Report each line from the listing that the string "Open" appears in.

_RECORDS FOR THE TASK_
[Start of section]
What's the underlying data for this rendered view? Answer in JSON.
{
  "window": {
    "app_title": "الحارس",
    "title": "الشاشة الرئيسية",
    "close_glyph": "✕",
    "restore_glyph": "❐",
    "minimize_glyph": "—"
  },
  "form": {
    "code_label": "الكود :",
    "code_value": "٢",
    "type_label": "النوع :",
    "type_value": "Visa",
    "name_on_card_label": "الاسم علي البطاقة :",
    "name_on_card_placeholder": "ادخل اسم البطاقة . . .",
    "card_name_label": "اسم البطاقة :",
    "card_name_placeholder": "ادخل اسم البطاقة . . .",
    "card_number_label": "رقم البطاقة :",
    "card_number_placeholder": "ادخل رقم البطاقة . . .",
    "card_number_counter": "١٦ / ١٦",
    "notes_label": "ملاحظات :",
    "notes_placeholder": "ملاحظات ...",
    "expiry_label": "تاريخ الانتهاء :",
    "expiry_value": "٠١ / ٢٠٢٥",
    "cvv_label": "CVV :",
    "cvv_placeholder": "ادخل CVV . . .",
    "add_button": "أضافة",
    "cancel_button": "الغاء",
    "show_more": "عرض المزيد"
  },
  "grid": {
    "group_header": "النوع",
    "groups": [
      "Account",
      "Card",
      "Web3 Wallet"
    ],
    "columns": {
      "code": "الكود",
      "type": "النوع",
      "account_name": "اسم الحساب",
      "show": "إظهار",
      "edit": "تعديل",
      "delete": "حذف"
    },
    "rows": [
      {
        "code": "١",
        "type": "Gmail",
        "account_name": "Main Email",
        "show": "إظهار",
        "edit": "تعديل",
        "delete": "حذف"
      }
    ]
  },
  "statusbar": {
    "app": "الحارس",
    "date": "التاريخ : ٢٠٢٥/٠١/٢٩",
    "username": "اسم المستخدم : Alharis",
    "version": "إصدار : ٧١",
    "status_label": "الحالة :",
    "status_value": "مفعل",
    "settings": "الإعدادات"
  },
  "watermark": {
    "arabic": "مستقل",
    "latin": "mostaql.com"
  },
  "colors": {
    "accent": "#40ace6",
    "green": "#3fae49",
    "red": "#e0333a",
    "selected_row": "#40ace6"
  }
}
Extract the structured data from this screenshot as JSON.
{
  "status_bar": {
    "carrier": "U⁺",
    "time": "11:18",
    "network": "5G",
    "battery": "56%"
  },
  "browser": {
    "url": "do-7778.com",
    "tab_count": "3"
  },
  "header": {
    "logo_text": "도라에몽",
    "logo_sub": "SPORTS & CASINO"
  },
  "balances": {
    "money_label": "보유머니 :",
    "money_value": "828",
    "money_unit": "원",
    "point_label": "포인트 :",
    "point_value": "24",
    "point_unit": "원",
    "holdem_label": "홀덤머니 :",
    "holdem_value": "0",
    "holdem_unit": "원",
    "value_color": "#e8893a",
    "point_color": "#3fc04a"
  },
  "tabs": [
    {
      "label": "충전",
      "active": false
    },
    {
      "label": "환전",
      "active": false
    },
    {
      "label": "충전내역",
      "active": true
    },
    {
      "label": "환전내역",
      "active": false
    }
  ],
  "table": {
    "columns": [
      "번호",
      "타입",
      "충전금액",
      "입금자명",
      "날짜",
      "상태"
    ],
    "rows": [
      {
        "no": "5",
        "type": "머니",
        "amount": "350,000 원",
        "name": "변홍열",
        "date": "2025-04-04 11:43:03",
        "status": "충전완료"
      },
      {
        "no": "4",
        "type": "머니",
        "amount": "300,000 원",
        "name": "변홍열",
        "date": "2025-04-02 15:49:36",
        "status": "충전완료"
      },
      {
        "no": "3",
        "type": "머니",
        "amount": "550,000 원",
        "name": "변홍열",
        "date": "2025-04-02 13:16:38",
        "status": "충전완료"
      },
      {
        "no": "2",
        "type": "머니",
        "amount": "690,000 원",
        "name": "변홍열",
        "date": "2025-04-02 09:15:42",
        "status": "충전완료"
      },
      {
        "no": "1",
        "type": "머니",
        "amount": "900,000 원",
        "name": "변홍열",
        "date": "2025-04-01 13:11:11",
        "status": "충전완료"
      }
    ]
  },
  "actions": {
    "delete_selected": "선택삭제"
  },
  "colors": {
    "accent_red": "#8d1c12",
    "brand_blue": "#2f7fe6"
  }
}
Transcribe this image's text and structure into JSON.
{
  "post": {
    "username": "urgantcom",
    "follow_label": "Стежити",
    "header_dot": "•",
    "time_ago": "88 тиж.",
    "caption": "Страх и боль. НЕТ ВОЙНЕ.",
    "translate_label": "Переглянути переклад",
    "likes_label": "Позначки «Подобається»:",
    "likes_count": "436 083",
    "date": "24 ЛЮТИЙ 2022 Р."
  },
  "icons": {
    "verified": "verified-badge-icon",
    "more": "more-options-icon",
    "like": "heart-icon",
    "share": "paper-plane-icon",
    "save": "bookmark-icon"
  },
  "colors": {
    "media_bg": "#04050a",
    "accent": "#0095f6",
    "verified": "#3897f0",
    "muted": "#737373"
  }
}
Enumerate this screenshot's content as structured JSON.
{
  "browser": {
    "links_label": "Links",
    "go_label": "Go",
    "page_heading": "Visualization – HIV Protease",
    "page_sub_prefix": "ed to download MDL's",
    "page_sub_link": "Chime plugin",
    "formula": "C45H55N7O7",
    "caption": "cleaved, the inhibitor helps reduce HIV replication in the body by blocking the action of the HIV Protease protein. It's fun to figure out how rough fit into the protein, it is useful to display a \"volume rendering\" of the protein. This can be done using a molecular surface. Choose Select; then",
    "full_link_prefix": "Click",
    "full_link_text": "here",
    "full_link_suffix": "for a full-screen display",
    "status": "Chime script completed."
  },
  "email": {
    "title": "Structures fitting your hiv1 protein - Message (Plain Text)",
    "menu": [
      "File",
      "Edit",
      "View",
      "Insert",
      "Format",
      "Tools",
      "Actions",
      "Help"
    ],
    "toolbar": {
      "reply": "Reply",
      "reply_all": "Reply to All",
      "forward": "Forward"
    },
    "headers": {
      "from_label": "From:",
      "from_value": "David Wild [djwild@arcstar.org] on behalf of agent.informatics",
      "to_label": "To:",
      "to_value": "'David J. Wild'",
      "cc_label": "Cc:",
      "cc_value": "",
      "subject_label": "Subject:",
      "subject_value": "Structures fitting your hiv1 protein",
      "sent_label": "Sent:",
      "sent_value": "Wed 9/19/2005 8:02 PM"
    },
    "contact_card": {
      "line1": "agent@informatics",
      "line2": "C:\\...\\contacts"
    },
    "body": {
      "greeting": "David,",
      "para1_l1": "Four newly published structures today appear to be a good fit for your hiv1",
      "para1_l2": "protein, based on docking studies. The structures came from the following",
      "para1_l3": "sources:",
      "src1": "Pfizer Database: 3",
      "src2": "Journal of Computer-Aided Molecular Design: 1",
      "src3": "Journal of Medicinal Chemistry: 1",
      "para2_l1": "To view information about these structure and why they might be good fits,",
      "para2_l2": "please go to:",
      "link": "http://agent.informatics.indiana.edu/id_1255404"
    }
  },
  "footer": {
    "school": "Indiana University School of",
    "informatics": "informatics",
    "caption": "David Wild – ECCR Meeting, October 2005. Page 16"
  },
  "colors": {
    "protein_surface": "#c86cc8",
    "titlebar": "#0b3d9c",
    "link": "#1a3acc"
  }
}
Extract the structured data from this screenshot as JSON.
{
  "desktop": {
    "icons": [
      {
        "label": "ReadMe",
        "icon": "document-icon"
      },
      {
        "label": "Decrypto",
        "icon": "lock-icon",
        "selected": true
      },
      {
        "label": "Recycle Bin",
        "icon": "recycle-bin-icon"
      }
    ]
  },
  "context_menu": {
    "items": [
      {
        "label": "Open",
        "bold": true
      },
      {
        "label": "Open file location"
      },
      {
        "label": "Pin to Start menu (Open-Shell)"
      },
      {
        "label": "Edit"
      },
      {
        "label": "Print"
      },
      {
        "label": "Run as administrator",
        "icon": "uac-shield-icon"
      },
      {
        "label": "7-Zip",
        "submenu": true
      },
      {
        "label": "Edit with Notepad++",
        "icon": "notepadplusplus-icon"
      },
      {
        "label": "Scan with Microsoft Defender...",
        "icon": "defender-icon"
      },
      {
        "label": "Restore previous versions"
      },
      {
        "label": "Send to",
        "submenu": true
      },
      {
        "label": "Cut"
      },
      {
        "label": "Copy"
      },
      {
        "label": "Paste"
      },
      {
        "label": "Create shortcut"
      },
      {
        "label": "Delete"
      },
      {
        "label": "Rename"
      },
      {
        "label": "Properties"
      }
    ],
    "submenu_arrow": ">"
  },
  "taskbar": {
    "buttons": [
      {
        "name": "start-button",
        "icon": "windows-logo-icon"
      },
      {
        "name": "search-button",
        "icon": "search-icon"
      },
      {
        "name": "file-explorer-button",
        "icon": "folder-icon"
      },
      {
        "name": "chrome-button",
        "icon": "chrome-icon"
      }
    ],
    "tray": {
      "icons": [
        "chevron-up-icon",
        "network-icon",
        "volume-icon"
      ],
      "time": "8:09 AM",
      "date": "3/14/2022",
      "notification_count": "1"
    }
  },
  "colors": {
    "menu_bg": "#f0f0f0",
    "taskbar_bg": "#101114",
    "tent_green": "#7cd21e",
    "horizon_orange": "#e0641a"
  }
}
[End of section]
_EXPECTED ANSWER_
        "label": "Open",
        "label": "Open file location"
        "label": "Pin to Start menu (Open-Shell)"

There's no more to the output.